SonicWall Email Security 9.0 with Capture ATP Service is available worldwide today. Leveraging a highly-scalable and redundant architecture, SonicWall Email Security 9.0 integrates with our award-winning Capture Advanced Threat Protection (ATP) Service, to deliver a cloud-based, multi-engine sandbox that not only inspects email traffic for suspicious code, but also blocks ransomware, zero-day and other malicious files from entering the network until a verdict is reached.
As we wrap up a “winning” week at the 2017 RSA conference in San Francisco, attended by more than 45,000, I am excited to highlight incredible momentum from our Threat Report, recent industry awards, and most importantly the conversations with our loyal customers and partners. We are excited to hear the overwhelming enthusiasm for the 2017 Annual Threat Report, the launch of Email Security 9.0 with Capture, the technical preview of SonicOS 6.2.7 and our SecureFirst Partner Program.
The 2017 SonicWall Annual Threat Report, published last week, covers the evolution of the cybersecurity landscape through 2016. Based on the data from the SonicWall Global Response Intelligence Defense (GRID) network, the report highlights the advances of the criminal and the defense sides of the global cyber security landscape.
For example, law enforcement apprehended the writers of the popular Angler exploit kit and POS malware dropped significantly, as the industry adopted better security practices and technology.
Ransomware attacks in 2016 grew by 167x year-over-year to 638 million. As today’s malware and ransomware pose ever evolving malicious, zero-day threats, organizations need to defend their network’s beyond their perimeters. SonicWall introduces a powerful defense: the new SonicWall Email Security 9.0 integrates with our award-winning Capture Advanced Threat Protection (ATP) Service.
In the war against cyber crime, no one gets to avoid battle. That’s why it’s crucial that each of us is proactive in understanding the innovation and advancements being made on both sides of the cybersecurity arms race. To that end, today we introduced the 2017 SonicWall Annual Threat Report, offering clients, businesses, cybersecurity peers and industry media and analysts a detailed overview of the state of the cybersecurity landscape.
The 2017 RSA Conference opens at Moscone Center in San Francisco next week, February 13-17. One of the biggest cybersecurity events of the year, the conference allows thousands of industry professionals to interact with leading security experts to learn about the latest threats, strategies and techniques to combat increasingly more devastating cyber-attacks.

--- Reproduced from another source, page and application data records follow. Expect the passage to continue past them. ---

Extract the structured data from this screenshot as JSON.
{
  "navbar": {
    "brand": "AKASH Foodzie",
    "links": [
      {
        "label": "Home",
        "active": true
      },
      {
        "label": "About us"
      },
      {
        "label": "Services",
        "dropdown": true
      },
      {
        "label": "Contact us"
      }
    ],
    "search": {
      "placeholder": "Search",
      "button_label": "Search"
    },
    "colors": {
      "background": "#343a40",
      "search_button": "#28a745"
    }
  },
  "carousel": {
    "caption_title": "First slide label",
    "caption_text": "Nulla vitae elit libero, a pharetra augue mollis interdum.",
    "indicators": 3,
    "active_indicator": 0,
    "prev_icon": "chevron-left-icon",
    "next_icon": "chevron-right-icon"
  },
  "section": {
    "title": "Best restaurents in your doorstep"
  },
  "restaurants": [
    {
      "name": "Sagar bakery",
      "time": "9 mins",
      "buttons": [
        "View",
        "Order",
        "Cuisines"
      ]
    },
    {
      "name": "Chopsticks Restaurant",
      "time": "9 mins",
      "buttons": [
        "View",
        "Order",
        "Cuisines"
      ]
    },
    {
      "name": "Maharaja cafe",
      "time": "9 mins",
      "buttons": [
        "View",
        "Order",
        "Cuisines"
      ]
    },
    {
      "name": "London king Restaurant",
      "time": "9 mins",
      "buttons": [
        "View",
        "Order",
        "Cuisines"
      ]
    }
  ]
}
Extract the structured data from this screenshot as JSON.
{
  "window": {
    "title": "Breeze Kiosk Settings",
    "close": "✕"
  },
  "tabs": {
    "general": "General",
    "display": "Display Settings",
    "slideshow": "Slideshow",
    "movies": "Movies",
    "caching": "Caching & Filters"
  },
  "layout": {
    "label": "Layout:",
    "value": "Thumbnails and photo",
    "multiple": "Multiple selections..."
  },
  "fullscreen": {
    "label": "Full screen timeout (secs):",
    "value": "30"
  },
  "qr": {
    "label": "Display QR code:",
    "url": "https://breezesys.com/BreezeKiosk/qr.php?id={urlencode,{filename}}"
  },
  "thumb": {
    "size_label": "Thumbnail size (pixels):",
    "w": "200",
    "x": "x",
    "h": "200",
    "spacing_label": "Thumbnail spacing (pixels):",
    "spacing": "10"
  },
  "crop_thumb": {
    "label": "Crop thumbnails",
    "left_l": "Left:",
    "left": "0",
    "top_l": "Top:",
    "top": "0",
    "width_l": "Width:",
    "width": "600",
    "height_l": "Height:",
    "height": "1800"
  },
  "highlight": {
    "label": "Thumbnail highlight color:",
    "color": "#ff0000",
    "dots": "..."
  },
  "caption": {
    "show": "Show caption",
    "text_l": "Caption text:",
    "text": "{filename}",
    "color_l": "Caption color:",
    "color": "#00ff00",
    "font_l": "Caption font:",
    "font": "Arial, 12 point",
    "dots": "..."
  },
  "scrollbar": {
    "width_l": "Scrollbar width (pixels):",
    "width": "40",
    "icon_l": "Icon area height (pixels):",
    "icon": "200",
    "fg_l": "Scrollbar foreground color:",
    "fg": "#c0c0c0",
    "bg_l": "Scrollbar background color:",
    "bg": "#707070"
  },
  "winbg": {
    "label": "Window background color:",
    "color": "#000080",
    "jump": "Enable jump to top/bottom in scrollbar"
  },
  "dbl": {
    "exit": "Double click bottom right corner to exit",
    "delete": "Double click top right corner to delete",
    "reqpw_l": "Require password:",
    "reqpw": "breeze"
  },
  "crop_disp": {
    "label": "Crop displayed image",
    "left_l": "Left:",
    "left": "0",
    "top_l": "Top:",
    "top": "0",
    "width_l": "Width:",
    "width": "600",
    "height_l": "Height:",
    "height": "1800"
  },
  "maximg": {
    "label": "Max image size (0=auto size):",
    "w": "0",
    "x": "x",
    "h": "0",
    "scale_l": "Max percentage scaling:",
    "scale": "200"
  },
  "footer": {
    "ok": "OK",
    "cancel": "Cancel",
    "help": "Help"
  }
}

Note: This is a guest blog by Dominic Ryles, Marketing Manager at Exertis Enterprise, SonicWall’s leading distributor in the United Kingdom. Exertis is committed to providing a range of channel focused services designed to enhance your current technical knowledge and expertise in the areas of IT Security, Unified Communications, Integrated Networks and Specialist Software.
Today I’d like to talk a little bit about our partnership with Microsoft and patch management. In a previous life I was a network/sysadmin. A brief description of that role was “If it has a blinking light on it, I am responsible for it,” which meant on most days I felt like I was living in the middle of a sci-fi movie, surrounded by demanding technology.
Ransomware has forced organizations to rethink their security architecture. Organizations are increasingly investing in security solutions that provide additional protection of sensitive data, as well as better visibility over network traffic and endpoint activity. According to IDC research, 60% of organizations surveyed indicated that modern endpoint and network security products such as network sandboxes were either a high priority or an extremely high priority over the next 12 months.
Last week I was at one of our sales offices in Utah. I heard an interesting story about how a dentist office called in to ask for threat prevention against ransomware. The dentist office had been affected by ransomware twice in a short period of time. Twice, they paid the ransom to ensure business continuity and customer retention.